This decision has already generated substantial criticism. Some have expressed concern that the court’s reading of the term “recess” suggests that the Senate can continue holding pro forma sessions to thwart presidential appointments indefinitely. Others are concerned that the decision threatens the status of hundreds of NLRB decisions.
Despite the apparent force of the D.C. Circuit’s ruling, there are appeals pending in other circuits that will also address this conflict. Regardless of the outcomes of those decisions, however, it appears extremely likely that the Supreme Court will ultimately decide whether the recess appointments to the Board were valid. Because recess appointments can contribute to the smooth functioning of government, especially in times of political partisanship, the Supreme Court should carefully consider this issue and not read the Recess Appointments Clause unduly narrowly so as to completely impede use of the Recess Appointment power.

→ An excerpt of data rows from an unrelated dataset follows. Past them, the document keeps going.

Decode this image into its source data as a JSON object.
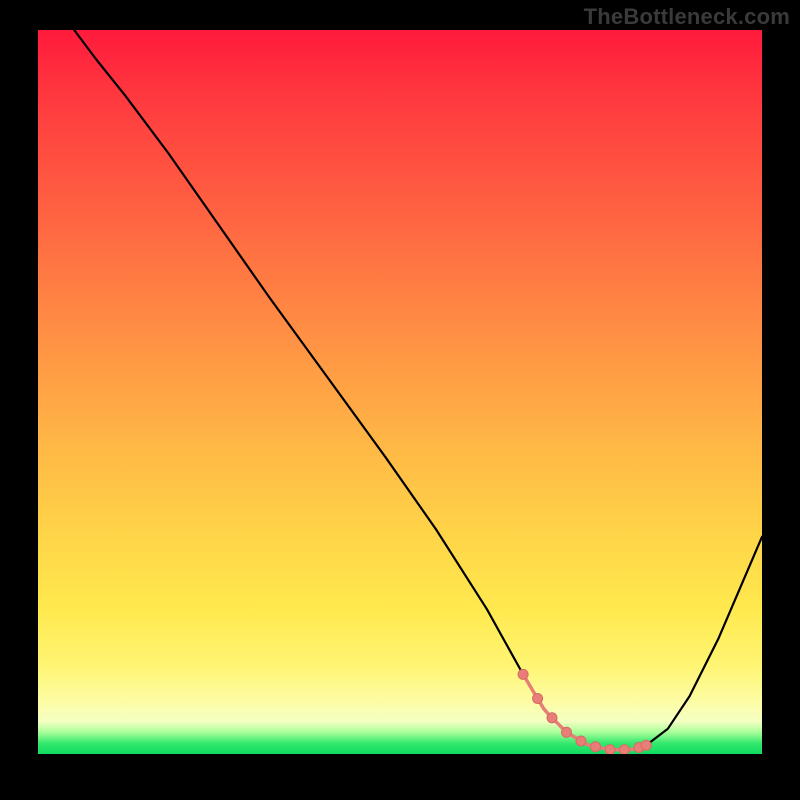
{
  "watermark": "TheBottleneck.com",
  "chart_data": {
    "type": "line",
    "title": "",
    "xlabel": "",
    "ylabel": "",
    "xlim": [
      0,
      100
    ],
    "ylim": [
      0,
      100
    ],
    "grid": false,
    "legend": false,
    "series": [
      {
        "name": "curve",
        "x": [
          5,
          8,
          12,
          18,
          25,
          32,
          40,
          48,
          55,
          62,
          67,
          70,
          73,
          76,
          79,
          82,
          84,
          87,
          90,
          94,
          100
        ],
        "y": [
          100,
          96,
          91,
          83,
          73,
          63,
          52,
          41,
          31,
          20,
          11,
          6,
          3,
          1.2,
          0.6,
          0.6,
          1.2,
          3.5,
          8,
          16,
          30
        ]
      }
    ],
    "highlight_range_x": [
      67,
      84
    ],
    "highlight_points_x": [
      67,
      69,
      71,
      73,
      75,
      77,
      79,
      81,
      83,
      84
    ],
    "background_gradient": {
      "type": "vertical",
      "stops": [
        {
          "pos": 0.0,
          "color": "#ff1a3c"
        },
        {
          "pos": 0.7,
          "color": "#ffd548"
        },
        {
          "pos": 0.93,
          "color": "#fdfda8"
        },
        {
          "pos": 1.0,
          "color": "#0fdb62"
        }
      ]
    }
  }
}
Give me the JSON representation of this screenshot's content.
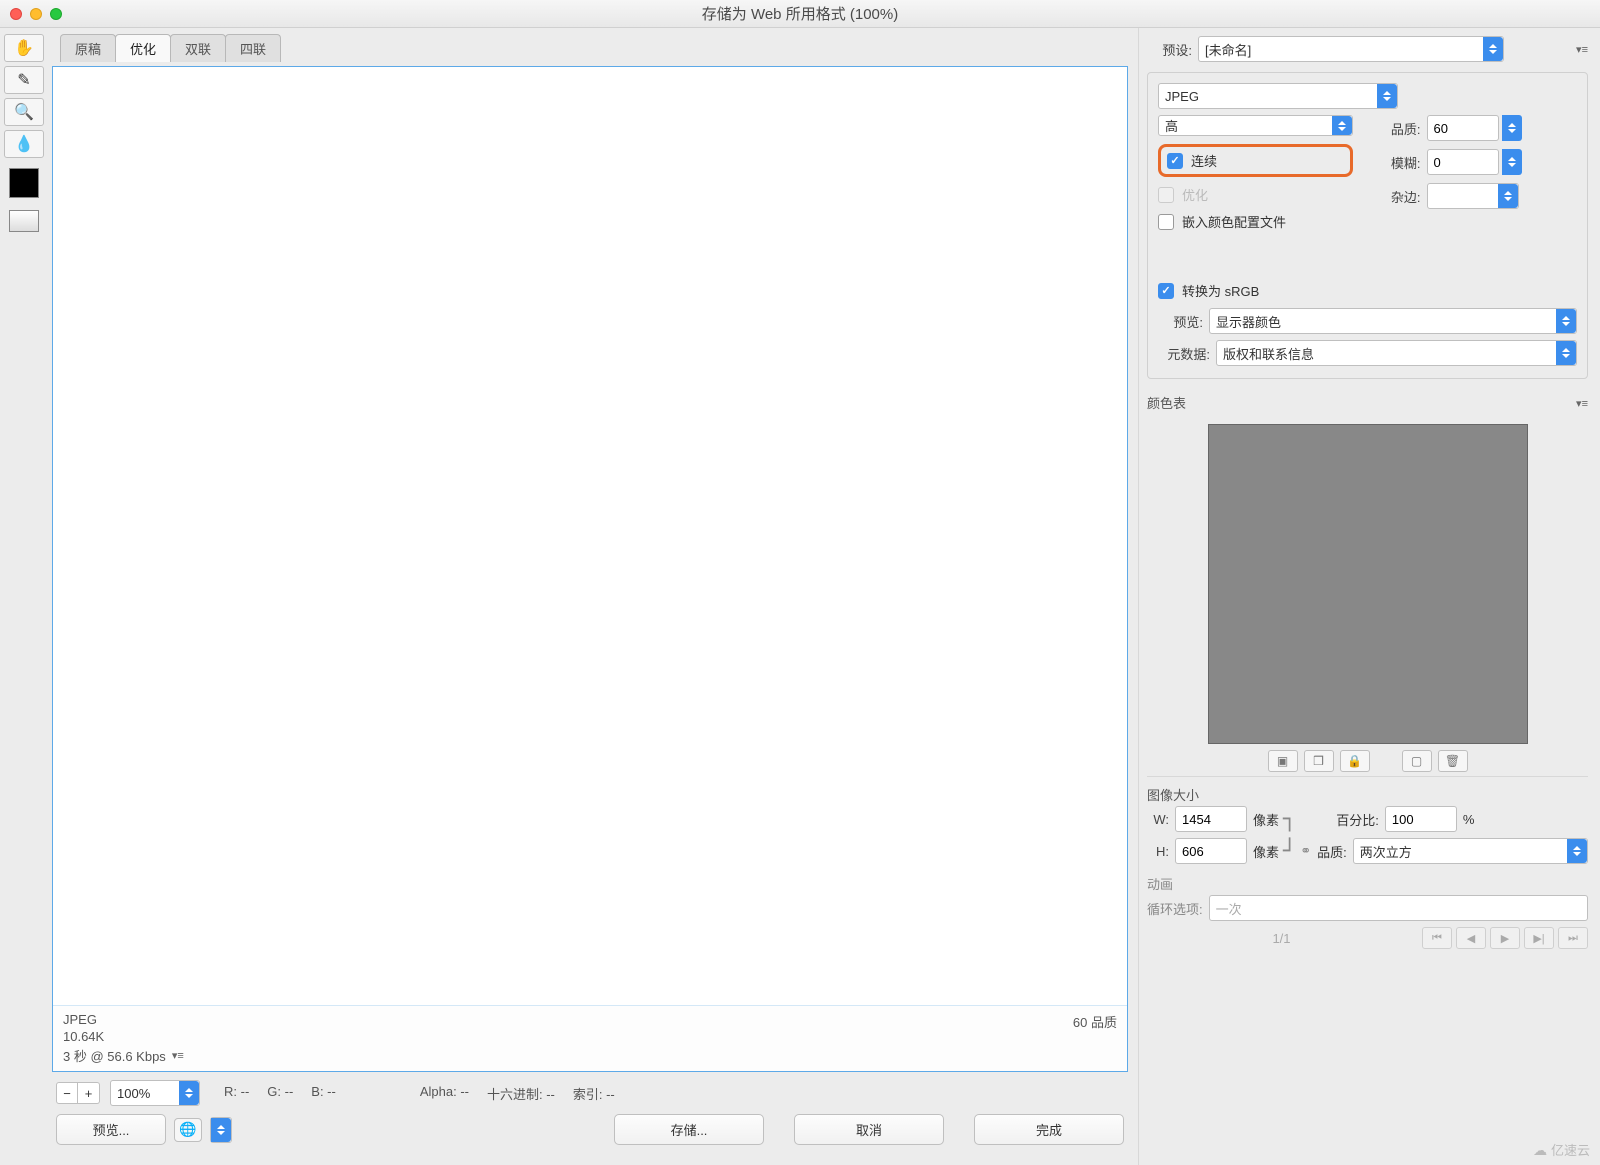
{
  "window": {
    "title": "存储为 Web 所用格式 (100%)"
  },
  "tabs": [
    "原稿",
    "优化",
    "双联",
    "四联"
  ],
  "active_tab": "优化",
  "preview_info": {
    "format": "JPEG",
    "size": "10.64K",
    "timing": "3 秒 @ 56.6 Kbps",
    "quality_label": "60 品质"
  },
  "zoom": {
    "value": "100%"
  },
  "readout": {
    "R": "R: --",
    "G": "G: --",
    "B": "B: --",
    "Alpha": "Alpha: --",
    "Hex": "十六进制: --",
    "Index": "索引: --"
  },
  "buttons": {
    "preview": "预览...",
    "save": "存储...",
    "cancel": "取消",
    "done": "完成"
  },
  "right": {
    "preset_label": "预设:",
    "preset_value": "[未命名]",
    "format": "JPEG",
    "quality_preset": "高",
    "quality_label": "品质:",
    "quality_value": "60",
    "progressive": "连续",
    "optimized": "优化",
    "embed_profile": "嵌入颜色配置文件",
    "blur_label": "模糊:",
    "blur_value": "0",
    "matte_label": "杂边:",
    "matte_value": "",
    "convert_srgb": "转换为 sRGB",
    "preview_label": "预览:",
    "preview_value": "显示器颜色",
    "metadata_label": "元数据:",
    "metadata_value": "版权和联系信息",
    "color_table_label": "颜色表",
    "image_size_label": "图像大小",
    "W_label": "W:",
    "W_value": "1454",
    "H_label": "H:",
    "H_value": "606",
    "px": "像素",
    "percent_label": "百分比:",
    "percent_value": "100",
    "percent_unit": "%",
    "quality2_label": "品质:",
    "quality2_value": "两次立方",
    "anim_label": "动画",
    "loop_label": "循环选项:",
    "loop_value": "一次",
    "frame": "1/1"
  },
  "watermark": "亿速云"
}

 Nos. 12–1115, 12–1153, 2013 WL 276024 (D.C. Cir. Jan. 25, 2013).
 See id. at *23.
 U.S. Const. Art. II, § 2, cl. 3 (“The President shall have Power to fill up all Vacancies that may happen during the Recess of the Senate, by granting Commissions which shall expire at the End of their next Session.”).
 Canning, 2013 WL 276024, at *7.
 See Charlie Savage & Steven Greenhouse, Court Rejects Obama Move to Fill Posts, N.Y. Times, Jan. 25, 2013, at A1 (“Presidents have used recess appointments to fill vacancies that opened before a recess since the 1820s, and have made recess appointments during Senate breaks in the midst of sessions going back to 1867.”).
 See id. at *7.
 Id. (explaining that the Senate acted twice between December 20, 2011 and January 22, 2012: once to pass a temporary extension to the payroll tax; once to fulfill its constitutional duty to meet on January 3).
 An extended discussion of the significance of the word “the” and its difference from “a” or “an” appears in the court’s opinion. Id. at *8.
 Id. at *8-*9 & *16 (differentiating between “recesses” and “the Recess” and concluding that the latter only refers to the intersession recess, not to other adjournments).
 Id. at *9.
 Id. at *11-*12.
 Id. at *16 (quoting U.S. Const. Art. II, § 2, cl. 3) (“The President shall have Power to fill up all Vacancies that may happen during the Recess of the Senate, by granting Commissions which shall expire at the End of their next Session.”).
 Id. at *23.
 Id. at *17 -*19 (quoting Evans v. Stephens, 387 F.3d 1220, 1224 (11th Cir. 2004); United States v. Woodley, 751 F.2d 1008, 1012-13 (9th Cir. 1985); United States v. Allocco, 305 F.2d 704, 709-15 (2d Cir. 1962)) (emphasizing that the other circuits’ analysis was misguided because they “did not focus their analyses on the original public meaning of the word ‘happen.’”).
 See, e.g., Jeffrey Toobin, A Judicial Atrocity, Jan. 29, 2013, available at http://www.newyorker.com/online/blogs/comment/2013/01/the-awful-recess-appointment-ruling-in-canning-v-national-labor-relations-board.html.
 Id. (“[T]he opinion essentially said that the Senate need almost never be in recess; a handful of senators could create ‘pro-forma’ sessions that would trump any President’s ability to make appointments.”).
 See, e.g., Robert Barnes & Steven Mufson, Court Says Obama Exceeded Authority in Making Appointments, Jan. 25, 2013 (describing several labor leaders’ reactions to the decision).
 See id.
 See Toobin, supra note 12.